The publisher is effectively deputing the people who run the blog as editors, which is a mark of confidence rather than the reverse. I understand the need to be conservative in BLPs, but by drawing the line in the sand “editorially independent blogs that are published by RS media outlets can’t be in BLPs”, regardless of their reputation for accuracy or the reputation of the media outlet that hosts them, WP is depriving itself of lots of valuable data while not measurably increasing source quality. I mean, do the guys at The Monkey Cage have a reputation for libeling people? Are they meticulous about corrections? Would Washington Post step in if they goofed? (talk) 06:23, 8 July 2017 (UTC)
It's not the case that publishers deputize their blog editors. The very first link at The Volokh Conspiracy homepage is an About page titled "Editorial independence" where they state how independent they are. Every article is flagged as "Opinion". Likewise, every article run by Forbes Contributors (at has this disclaimer: "Opinions expressed by Forbes Contributors are their own." These publishers are explicitly distancing themselves from that blog content. Woodroar (talk) 16:26, 8 July 2017 (UTC)
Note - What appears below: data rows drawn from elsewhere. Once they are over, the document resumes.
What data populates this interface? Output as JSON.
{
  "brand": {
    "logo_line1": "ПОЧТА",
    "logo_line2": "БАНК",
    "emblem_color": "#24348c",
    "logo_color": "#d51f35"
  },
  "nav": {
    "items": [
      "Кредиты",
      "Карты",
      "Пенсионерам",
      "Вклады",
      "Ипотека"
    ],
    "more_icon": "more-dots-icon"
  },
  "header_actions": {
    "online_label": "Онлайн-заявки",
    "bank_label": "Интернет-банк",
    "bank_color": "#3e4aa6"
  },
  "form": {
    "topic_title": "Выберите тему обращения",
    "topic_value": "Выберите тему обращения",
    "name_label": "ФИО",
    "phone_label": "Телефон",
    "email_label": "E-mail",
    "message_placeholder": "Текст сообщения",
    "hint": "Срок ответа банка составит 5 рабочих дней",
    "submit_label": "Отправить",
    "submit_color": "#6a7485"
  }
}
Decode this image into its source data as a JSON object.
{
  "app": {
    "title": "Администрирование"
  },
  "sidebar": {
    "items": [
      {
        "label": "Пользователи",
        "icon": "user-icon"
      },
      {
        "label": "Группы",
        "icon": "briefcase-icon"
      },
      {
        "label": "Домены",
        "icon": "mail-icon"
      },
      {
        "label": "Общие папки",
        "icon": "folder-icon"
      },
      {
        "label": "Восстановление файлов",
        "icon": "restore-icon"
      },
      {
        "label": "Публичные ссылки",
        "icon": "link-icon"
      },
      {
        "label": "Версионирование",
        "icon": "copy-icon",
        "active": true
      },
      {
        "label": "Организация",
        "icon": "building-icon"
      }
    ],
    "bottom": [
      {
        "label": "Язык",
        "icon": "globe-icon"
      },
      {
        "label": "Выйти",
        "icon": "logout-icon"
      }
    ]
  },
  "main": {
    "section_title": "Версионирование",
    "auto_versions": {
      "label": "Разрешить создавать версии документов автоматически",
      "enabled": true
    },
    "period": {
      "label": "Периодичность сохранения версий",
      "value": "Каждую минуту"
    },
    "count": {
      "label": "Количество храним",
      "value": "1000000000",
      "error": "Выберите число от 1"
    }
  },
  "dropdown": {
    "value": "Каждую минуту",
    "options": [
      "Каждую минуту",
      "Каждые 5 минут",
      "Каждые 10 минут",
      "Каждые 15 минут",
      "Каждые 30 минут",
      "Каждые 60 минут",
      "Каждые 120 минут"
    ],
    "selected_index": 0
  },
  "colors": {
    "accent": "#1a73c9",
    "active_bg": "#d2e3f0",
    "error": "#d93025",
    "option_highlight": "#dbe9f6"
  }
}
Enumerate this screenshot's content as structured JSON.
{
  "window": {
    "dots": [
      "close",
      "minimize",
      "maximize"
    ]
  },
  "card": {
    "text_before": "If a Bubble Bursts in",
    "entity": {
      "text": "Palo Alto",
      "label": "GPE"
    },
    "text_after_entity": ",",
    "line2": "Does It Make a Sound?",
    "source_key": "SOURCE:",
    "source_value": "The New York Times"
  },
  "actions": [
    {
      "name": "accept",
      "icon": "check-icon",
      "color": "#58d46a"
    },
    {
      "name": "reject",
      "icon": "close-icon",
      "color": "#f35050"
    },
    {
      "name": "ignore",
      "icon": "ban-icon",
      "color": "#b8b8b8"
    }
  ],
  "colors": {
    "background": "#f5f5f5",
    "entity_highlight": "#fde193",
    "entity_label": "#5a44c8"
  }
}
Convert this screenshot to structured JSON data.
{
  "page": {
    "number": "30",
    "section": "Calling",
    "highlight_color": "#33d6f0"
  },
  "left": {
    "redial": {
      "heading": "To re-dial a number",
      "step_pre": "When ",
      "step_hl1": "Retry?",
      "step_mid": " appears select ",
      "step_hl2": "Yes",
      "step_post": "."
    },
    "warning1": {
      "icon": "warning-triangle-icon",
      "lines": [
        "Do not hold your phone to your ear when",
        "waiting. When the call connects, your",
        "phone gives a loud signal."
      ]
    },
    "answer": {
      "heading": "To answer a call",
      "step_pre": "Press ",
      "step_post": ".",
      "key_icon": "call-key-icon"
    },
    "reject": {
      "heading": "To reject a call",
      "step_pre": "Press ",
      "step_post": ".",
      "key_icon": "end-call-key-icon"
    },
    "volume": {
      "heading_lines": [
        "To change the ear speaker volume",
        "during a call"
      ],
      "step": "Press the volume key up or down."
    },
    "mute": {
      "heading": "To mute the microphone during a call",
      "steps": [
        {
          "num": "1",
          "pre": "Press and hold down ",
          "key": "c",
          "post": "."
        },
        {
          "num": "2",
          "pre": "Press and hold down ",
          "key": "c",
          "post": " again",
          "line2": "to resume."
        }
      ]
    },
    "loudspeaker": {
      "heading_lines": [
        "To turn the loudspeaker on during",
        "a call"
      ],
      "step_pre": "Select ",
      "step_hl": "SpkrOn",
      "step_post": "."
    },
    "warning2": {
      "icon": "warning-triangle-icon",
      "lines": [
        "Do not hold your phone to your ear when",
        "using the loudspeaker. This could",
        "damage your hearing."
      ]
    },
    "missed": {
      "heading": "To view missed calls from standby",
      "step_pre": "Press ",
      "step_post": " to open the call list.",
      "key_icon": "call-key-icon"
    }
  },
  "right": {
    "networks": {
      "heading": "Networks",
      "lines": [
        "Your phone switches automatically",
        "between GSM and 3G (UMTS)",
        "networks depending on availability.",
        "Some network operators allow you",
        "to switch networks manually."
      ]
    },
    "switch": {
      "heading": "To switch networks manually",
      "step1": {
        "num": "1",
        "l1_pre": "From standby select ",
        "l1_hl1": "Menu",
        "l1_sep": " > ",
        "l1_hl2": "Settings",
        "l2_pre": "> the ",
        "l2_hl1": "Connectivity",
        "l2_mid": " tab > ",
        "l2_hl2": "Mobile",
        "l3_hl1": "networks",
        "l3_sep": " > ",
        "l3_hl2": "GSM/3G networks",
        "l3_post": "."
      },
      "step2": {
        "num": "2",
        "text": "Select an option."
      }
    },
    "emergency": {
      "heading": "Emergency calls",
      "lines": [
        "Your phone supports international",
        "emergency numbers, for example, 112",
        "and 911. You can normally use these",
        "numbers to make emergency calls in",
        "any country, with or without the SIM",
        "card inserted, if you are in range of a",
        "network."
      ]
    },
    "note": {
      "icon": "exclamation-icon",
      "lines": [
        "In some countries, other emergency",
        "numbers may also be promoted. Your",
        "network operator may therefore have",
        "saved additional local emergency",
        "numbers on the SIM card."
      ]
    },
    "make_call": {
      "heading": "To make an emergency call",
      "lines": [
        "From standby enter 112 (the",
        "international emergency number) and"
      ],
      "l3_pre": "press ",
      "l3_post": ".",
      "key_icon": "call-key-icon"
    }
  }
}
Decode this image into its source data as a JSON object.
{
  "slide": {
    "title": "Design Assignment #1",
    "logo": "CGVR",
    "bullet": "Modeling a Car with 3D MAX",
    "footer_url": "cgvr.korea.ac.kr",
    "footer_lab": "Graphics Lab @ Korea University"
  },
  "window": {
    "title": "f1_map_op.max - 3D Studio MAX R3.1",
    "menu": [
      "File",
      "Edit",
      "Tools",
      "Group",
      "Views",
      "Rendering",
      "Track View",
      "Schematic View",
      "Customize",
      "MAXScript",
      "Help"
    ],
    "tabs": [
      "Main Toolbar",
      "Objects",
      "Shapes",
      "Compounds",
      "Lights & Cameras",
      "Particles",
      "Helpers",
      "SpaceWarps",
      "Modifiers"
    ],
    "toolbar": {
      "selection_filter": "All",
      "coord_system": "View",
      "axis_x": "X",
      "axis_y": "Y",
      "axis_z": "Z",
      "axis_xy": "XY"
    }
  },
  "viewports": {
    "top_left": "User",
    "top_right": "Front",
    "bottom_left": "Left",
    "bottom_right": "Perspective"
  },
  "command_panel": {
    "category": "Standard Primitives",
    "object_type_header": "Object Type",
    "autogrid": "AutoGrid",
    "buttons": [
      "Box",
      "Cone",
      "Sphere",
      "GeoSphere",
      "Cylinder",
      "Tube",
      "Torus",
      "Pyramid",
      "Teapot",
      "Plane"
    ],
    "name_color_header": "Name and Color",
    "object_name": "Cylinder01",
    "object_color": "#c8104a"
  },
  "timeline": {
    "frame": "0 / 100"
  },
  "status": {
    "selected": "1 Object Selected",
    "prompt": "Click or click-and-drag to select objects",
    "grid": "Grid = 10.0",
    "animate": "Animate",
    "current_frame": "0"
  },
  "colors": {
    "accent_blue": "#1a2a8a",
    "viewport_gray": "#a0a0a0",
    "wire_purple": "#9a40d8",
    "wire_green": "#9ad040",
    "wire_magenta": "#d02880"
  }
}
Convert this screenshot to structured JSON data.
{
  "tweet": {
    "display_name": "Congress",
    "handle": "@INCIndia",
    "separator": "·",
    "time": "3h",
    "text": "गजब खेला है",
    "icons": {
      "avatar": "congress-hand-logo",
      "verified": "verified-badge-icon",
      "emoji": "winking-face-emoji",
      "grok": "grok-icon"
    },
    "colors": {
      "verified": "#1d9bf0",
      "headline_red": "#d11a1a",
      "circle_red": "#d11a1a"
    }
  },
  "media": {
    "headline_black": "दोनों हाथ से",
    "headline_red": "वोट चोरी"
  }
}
"Nader El-Bizri"[edit]

Please check what is taking place around the article "Nader El-Bizri" since this was proposed for deletion, but the reasons put forward touch upon statements that harm the reputation of the living person it covers. The ranking and merits of the work of a living person should be judged by their peers and not simply by random wikipedia users, especially if the deletion has not been requested by someone specializing in academia but by someone who has been covering businessmen and billionaires. Please check this serious matter since it lowers the integrity of wikipedia and causes actual harm to living people, especially if they are in the public domain and well known in their field (2A02:C7D:36C6:8300:8170:FF93:C1C4:942C (talk) 12:09, 8 July 2017 (UTC))

As I have read the prod, it does not put forward anything that would "harm" the subjects reputation. (talk page stalker) CrashUnderride 13:15, 8 July 2017 (UTC)

Lele Pons[edit]

Good afternoon, I think someone should delete the text that says "page issues" in Lele Pons biography due to that the page already got enough references and citations, thank you. Sebasdiazorozco (talk) 22:55, 20 July 2017 (UTC)

I don't know; every section but one ("Social media growth") still has referencing issues; either inclusing unreferenecd assertions or, in the case of "Nominations and awards", no references whatsoever.
I think it's better to have a single template at the top of the article than one in each of the three sections still needing work. TJRC (talk) 23:50, 20 July 2017 (UTC)